One important thing to know immediately is that the Parrot Bebop 2 it is not strictly a toy. It weighs 1.1 pounds and has to be registered with the FCC, which costs about $5 a year, before you fly it. You also need to be familiar with all drone laws in your area to ensure you aren't breaking local ordinances about drone flying. And, as a full drone, the Bebop cannot legally be flown by anyone under 13 years old.

To fly the Parrot Bebop 2, you'll have to download an app, which has one minor challenge - the app you're instructed to download isn't the right one. After downloading the outdated app, you're directed to the new one. This is minor, but the instructions should have been updated to avoid the unnecessary step.

Additionally, two software features - Flight Path and Flight Follow - require an additional $19.99 to access. This may cause some disappointment, but due to the relative low price for the entire package when compared to other drones, it's not surprising that there are in-app purchases.

Using the included Skycontroller offers multiple challenges. Charging it was an issue because you have to use the same base charger with interchangeable cords for both the drone battery and the controller. That means you can't charge both at the same time. It's more of an annoyance than a real problem, but the lack of instruction to cover this didn't help.

The Skycontroller itself is a mixed bag. Flying the drone was much more responsive with the controller than when only using the app. That led to some more subtle movements to achieve the same result. The real issue is that you need to tether your phone to the controller to get it to work, since the phone still acts as your eyes when the drone is too far away to see. The problem here is that you can't charge your phone while using the drone, and flying the drone is a huge drain on the phone's battery.

Due to an over-reliance on a spotty internal WiFi network to connect the drone and controller, the Parrot Bebop 2 has a critical flaw. While the Bebop boasts a 1.2 mile range, it's not easy to actually make use of it because the drone constantly loses its connection with the phone and the Skycontroller. Considering the Skycontroller has a range extender, this issue is major.

One counter to this issue is that you can set the Bebop 2 to return to "home" - or your last location - when it disconnects for 30 seconds. While this can counter the disconnection issue, it led to another problem. The test drone crashed into a tree when it disconnected and became stuck. After reconnecting to the drone, the app offered a "motor" issue alert, which can generally be fixed by turning the drone off and on. Unfortunately, there is no way to remotely reset the drone through the controller, and the test drone is still stranded about 100 feet off the ground.

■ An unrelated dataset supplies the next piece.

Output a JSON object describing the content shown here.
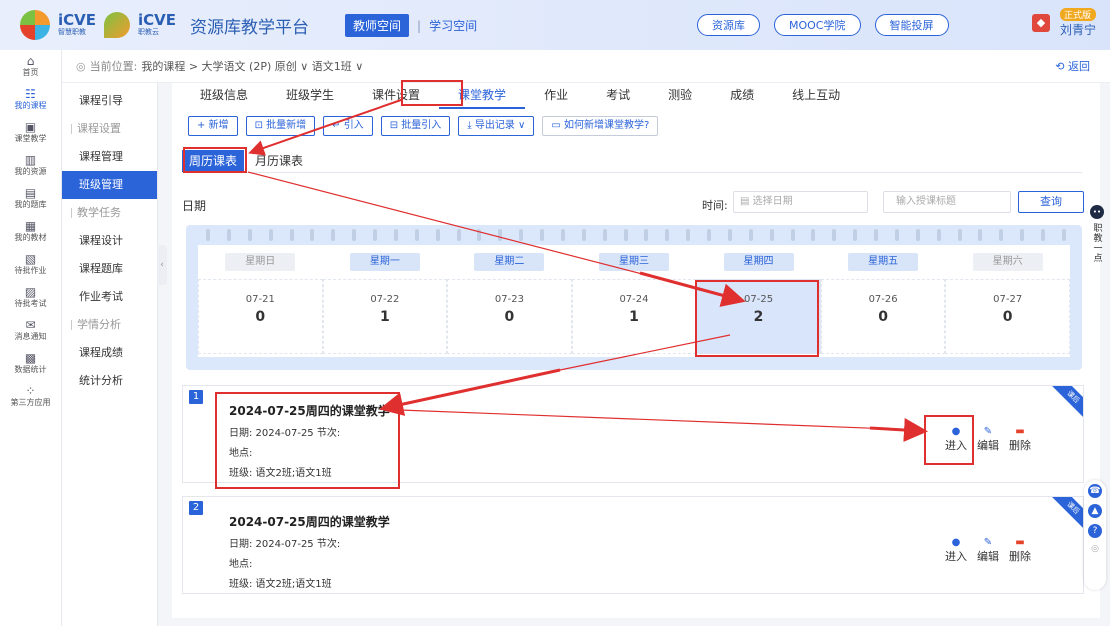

AT A GLANCE:
  • Fun

  • Repeat Play

  • Assembly & Instructions

    None or Very Easy